Intellectuals like Stephen Hawking and Elon Musk increasingly worry about an apocalyptic world awaiting in the not-too-distant future, when automation replaces all human work (and, in time, artificial intelligence displaces humanity). A new UK study finds the robots may have found an ally: a higher minimum wage.
A looming increase in the minimum wage will likely result in a robots replacing a growing number of workers, according to the Institute for Fiscal Studies (IFS).
The UK’s minimum wage – the National Living Wage (NLW) – will rise from £7.50 today to £8.50 ($11.50 U.S.) by 2020.
The IFS has surveyed the jobs likely to be paid minimum wage and measured the “routine task intensity” (RTI) of each one. As you may expect, RTI is higher for menial labor and lower for occupations that require judgment and decision-making.
The increase is unlikely to harm waiters, bartenders, or those involved in care professions, the report states.
“But those set to be brought within the minimum wage net in 2020 are more than twice as likely to be in the ten per cent most ‘routine’ occupations – such as retail cashiers and receptionists – as those who were directly affected by the minimum in 2015,” the IFS warns. “This kind of work tends to be easier to ‘automate.’”
It is not difficult to understand. Owners hire employees to perform tasks necessary to earn a profit. The higher their wage floor, the more tempting it is to invest in automatons who do not take breaks, go on strike, or get surly with the customers.
Thus, the unemployment rate rises as the minimum wage ticks up. The Labour Party’s proposal to raise the minimum wage to £10 (about $13.50 U.S.) “would bring even more employees in more automatable jobs into the minimum wage net,” the report states.
This is true across the transatlantic space. Theory will soon give way to reality in the United States, where California has just raised the state minimum wage to $11 an hour for businesses with more than 25 employees. When that rate reaches $15 an hour in 2023, it will cost 400,000 jobs, according to a study from the Employment Policy Institute (EPI).
EPI found that every 10 percent rise in the minimum wage reduces employment by two percent – or five percent for low-wage workers.
If the harm disproportionately hits those at the lower end of the wage scale, it also hurts those already living in pockets of economic stagnation. Canada’s Fraser Institute found that Ontario’s $15 minimum wage would have “severe effects” on those who live in “economically weaker regions” – that is, those whose communities are already suffering the most, presumably the ones the increase was intended to help.
Further, workers often face a panoply of impoverishing progressive policies.

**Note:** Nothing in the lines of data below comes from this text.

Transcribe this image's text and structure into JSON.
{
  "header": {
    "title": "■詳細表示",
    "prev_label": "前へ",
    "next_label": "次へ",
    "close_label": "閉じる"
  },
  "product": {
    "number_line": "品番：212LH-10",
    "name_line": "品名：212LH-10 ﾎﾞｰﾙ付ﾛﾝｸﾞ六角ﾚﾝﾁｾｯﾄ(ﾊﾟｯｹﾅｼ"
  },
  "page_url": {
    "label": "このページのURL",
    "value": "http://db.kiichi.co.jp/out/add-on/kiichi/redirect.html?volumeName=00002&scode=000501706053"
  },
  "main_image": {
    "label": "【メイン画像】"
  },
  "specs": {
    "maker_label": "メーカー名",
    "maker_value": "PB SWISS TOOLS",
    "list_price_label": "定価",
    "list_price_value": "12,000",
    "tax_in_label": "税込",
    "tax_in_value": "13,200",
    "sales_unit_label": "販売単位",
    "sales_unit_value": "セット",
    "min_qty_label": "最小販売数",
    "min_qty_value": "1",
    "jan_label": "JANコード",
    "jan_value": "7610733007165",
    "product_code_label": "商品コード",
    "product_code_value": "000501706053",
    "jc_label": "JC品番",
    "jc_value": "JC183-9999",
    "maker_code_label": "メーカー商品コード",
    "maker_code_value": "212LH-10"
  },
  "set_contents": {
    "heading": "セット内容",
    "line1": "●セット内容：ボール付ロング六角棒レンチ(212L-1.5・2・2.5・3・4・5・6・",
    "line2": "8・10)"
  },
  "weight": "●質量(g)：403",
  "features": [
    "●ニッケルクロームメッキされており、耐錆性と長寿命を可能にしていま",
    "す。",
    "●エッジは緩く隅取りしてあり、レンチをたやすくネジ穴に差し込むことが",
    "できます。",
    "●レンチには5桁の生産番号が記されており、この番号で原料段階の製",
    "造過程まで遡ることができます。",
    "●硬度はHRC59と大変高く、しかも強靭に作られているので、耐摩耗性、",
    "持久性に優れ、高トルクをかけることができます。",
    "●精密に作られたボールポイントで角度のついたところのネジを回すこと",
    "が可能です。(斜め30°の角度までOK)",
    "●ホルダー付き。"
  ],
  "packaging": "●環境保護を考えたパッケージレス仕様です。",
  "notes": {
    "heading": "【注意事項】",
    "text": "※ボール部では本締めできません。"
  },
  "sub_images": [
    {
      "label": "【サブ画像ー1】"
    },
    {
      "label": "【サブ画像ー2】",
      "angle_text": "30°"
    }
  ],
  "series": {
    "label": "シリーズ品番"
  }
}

The “fight for 15” is usually conjoined with demands for steeper taxes on “the rich” to fund more generous public benefits. But the welfare state’s cost is seldom confined to the affluent, Dr. Madsen Pirie of the UK’s Adam Smith Institute explained in November:
The problem for the low-paid is not so much that employers pay too little, but that the government takes too much. At a mere £8,164 [or $11,050 U.S.] per annum, the government starts charging National Insurance at 12 percent. At only £11,500 [$15,563 U.S.] per year it starts charging income tax at 20 percent. Add the amount the government takes in VAT, insurance taxes, stamp duty, airport departure tax, fuel duty, alcohol duty and tobacco tax, and it adds up to a huge slice of a low-paid persons’ earnings.
Nonetheless, well-meaning Christian and Jewish clergy continue to protest for a $15 minimum wage in the United States as a matter of “justice.” Surely, the “robot apocalypse” is not the Parousia they hoped to bring to pass.
Automation is far from an unbridled negative. In time, it will create new breakthroughs, professions, and vocations in which human beings may exercise their gifts. But in the meantime, poorer workers in less attractive areas lose out.
This is another example of interventionist economic policies inspired by the best of intentions hurting the most vulnerable people.
Rev. Ben Johnson is Senior Editor at the Acton Institute.
Source: Acton Institute